What you will do: Look for the word "Global" in the material below. Copy each line that has it.

Extracted records:
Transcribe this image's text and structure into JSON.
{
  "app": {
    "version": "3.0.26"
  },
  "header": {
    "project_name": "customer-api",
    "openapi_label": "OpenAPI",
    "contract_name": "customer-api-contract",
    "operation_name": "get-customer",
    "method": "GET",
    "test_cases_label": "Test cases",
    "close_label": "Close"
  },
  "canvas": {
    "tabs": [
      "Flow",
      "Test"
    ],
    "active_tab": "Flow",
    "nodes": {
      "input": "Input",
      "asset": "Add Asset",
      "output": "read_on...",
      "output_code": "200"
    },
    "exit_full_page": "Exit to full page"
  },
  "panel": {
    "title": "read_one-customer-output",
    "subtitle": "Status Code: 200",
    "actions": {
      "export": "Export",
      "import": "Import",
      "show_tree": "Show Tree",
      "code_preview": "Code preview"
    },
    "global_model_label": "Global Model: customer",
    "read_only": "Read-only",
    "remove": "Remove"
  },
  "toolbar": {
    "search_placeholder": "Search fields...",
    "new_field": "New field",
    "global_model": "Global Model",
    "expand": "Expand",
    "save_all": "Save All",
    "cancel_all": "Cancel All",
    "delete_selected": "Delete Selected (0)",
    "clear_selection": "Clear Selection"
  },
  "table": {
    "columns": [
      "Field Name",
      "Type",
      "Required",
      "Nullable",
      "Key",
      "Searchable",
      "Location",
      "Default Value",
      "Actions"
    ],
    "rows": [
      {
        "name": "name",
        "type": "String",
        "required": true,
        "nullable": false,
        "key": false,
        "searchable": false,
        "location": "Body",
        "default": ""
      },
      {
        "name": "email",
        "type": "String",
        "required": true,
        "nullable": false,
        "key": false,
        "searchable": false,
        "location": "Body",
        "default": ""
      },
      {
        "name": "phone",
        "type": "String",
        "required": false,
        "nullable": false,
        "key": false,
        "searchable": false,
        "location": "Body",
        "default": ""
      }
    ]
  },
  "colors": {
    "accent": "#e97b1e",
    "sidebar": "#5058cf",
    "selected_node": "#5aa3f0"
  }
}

Answer to the exercise:
    "global_model_label": "Global Model: customer",
    "global_model": "Global Model",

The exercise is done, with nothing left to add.